Using a Technology-Based Solution to Reduce Public Health Worker Absenteeism in Pakistan
In developing countries, public worker absence is a key obstacle to delivering services to the poor. This problem may occur when politicians reward their supporters with public sector jobs, making it difficult for communities to hold public servants accountable. Researchers evaluated the effectiveness of a smartphone absence monitoring technology in reducing doctor absenteeism at clinics in Punjab, Pakistan. The application increased clinic inspections, but the increased monitoring and accompanying reduction in absenteeism was limited to constituencies where competition for political office was comparatively high.
In developing countries, frequent absence of public sector workers is a serious obstacle to effective delivery of services to the poor, and efforts to introduce reforms are often met with resistance. It is possible that the persistence of absenteeism is linked to systems of political patronage, where politicians reward their supporters with financial or in-kind benefits like public sector jobs. Under this theory, politicians ensure that supporters are posted in desirable locations and continue to be paid even if they are absent from work or perform their jobs poorly. While some attempts to monitor and enforce public sector attendance have been shown to be effective, these effects diminish over time if not consistently and objectively enforced. Can a technology-based monitoring system improve public sector attendance, and how does the prevalence of political patronage affect the impact of such a program?
Doctors in Punjab are present only 43 percent of the time, as measured by unannounced clinic visits in 2011. Senior health officials are responsible for ensuring smooth functioning of health clinics in their respective districts, but may find it difficult to take action against absent staff for several reasons. Political interference tends to be high: approximately 40 percent of district health inspectors and administrators reported being pressured by a politician not to take action against underperforming doctors. The incidence of political interference was higher in politically uncompetitive constituencies, where politicians won by a comparatively larger margin. In addition, health administrators often do not have access to reliable data on staff attendance. While health officials are expected to inspect clinics monthly, at the time of the study, only 56 percent of clinics in the sample had been inspected in the past two months.
In partnership with the Government of Punjab, researchers conducted a randomized evaluation of a smartphone attendance monitoring application to determine a) whether technology-based monitoring can improve health worker attendance and b) whether the impact of monitoring depends on the degree of political competition in a given area.

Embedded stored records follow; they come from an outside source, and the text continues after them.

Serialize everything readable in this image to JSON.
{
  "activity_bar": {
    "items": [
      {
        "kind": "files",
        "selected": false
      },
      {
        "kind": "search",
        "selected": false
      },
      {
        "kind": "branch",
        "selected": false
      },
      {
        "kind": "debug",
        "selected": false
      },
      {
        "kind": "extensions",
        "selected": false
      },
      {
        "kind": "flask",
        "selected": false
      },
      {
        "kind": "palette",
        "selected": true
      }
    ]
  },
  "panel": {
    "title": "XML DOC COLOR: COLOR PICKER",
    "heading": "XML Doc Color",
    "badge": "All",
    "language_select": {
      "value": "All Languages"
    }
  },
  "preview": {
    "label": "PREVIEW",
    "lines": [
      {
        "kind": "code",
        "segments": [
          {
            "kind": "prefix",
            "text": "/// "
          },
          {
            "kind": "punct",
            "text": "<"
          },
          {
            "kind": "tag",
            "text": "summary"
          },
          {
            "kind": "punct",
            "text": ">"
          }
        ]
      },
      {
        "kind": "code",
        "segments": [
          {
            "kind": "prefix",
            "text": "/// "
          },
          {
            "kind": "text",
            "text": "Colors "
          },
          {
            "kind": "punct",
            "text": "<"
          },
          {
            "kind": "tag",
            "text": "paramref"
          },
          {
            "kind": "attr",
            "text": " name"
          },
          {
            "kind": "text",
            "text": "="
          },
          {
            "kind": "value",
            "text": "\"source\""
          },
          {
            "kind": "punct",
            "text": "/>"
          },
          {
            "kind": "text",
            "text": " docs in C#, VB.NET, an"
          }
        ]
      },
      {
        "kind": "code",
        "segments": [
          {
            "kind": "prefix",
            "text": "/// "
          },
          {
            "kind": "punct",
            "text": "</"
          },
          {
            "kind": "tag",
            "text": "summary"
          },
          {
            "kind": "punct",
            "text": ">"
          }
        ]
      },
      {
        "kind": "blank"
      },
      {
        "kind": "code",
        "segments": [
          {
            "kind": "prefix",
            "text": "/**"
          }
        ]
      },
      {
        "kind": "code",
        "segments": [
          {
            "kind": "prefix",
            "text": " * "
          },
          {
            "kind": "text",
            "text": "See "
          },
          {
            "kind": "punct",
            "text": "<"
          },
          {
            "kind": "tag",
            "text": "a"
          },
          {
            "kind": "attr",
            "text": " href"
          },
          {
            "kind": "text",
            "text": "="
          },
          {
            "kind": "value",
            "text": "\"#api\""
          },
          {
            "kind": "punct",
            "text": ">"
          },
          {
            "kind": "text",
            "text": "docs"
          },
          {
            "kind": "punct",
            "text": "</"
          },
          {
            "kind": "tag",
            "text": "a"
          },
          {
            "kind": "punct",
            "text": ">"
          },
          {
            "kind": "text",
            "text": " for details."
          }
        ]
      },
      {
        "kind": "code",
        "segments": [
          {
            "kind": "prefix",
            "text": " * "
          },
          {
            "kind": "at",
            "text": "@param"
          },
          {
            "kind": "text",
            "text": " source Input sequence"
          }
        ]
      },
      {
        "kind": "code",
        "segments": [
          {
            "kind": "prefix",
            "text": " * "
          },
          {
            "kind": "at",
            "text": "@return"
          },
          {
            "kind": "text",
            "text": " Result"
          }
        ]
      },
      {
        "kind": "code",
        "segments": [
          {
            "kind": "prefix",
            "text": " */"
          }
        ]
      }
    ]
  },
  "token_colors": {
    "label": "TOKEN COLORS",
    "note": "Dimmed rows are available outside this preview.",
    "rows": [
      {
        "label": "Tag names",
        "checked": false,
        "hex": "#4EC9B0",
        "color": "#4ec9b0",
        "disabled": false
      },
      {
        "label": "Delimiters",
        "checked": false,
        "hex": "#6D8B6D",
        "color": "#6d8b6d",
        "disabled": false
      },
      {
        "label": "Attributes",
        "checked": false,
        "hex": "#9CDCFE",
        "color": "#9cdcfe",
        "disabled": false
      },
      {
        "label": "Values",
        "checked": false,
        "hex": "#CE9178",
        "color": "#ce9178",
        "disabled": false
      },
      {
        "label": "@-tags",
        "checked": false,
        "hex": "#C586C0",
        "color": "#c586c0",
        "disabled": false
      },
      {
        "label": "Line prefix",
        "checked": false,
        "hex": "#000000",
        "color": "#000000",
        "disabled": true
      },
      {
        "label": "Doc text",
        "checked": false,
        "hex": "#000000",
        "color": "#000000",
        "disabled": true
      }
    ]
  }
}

In 2011, the Government of Punjab introduced the "Monitoring the Monitors " program, which replaced the paper-based monitoring system with an android-based smartphone application that could transmit data on facility utilization, resource availability, and worker absence to a central database in real time. The application ensured accuracy by requiring all data to be geotagged, time-stamped, and accompanied by photographs of the health staff and inspector. Clinics where three or more health staff were absent were highlighted in red on an online dashboard, and researchers measured whether senior health officials responded to this information.
In order to measure the relationship between doctor attendance and political patronage, researchers constructed an index of political competition using data from the 2008 Punjab Provincial Assembly elections. The index classified constituencies as having low, medium, or high degrees of political competition depending on the vote share for each political party.
From a representative sample of 850 health clinics in 35 districts of Punjab, researchers randomly selected 427 clinics in 18 districts to receive the smartphone monitoring program. The rest of the clinics served as the comparison group and continued to use the paper-based monitoring system. Researchers ensured that treatment and comparison districts had a comparable number of constituencies classified as having high, medium, or low levels of political competition.
Researchers collected clinic-level data through three unannounced visits in November 2011, June 2012, and October 2012.
The smartphone application more than doubled clinic inspection rates, but the increased monitoring and subsequent reduction in absenteeism was limited to constituencies where political competition was high and to doctors who were less politically connected.
Impact on inspections: The smartphone application increased clinic inspections. At the time of researchers' unannounced visit, 43 percent of clinics in the treatment group had been inspected in the previous month compared to 24 percent in the comparison group, a 76 percent increase.
Impact on health worker attendance: The monitoring program led to an additional health worker being present in the most competitive constituencies. Doctors were present at about 30 percent more facilities in competitive constituencies, with no effect in noncompetitive constituencies.
Impact of highlighting absences: Highlighting the absence of three or more staff in a given month on the online dashboard reduced absences by 19 percent in the month after an inspection, but this effect was limited to the most politically competitive constituencies.
The study shows that health worker attendance is closely linked to political competition, and understanding the relationship between, health administrators, doctors and politicians is important for designing policies that seek to increase accountability among public sector employees. For auditors who lack the necessary information to take action, technological solutions such as the mobile application used in the study can be cost-effective and efficient. However, when public sector jobs are linked to patronage, measures that reduce political influence and bureaucratic interference may be needed to reduce absenteeism.
Callen, Michael, Saad Gulzar, Ali Hasanain, Yasir Khan, and Arman Rezaee. "Personalities and Public Sector Performance: Evidence from a Health Experiment in Pakistan." Working Paper, March 2015.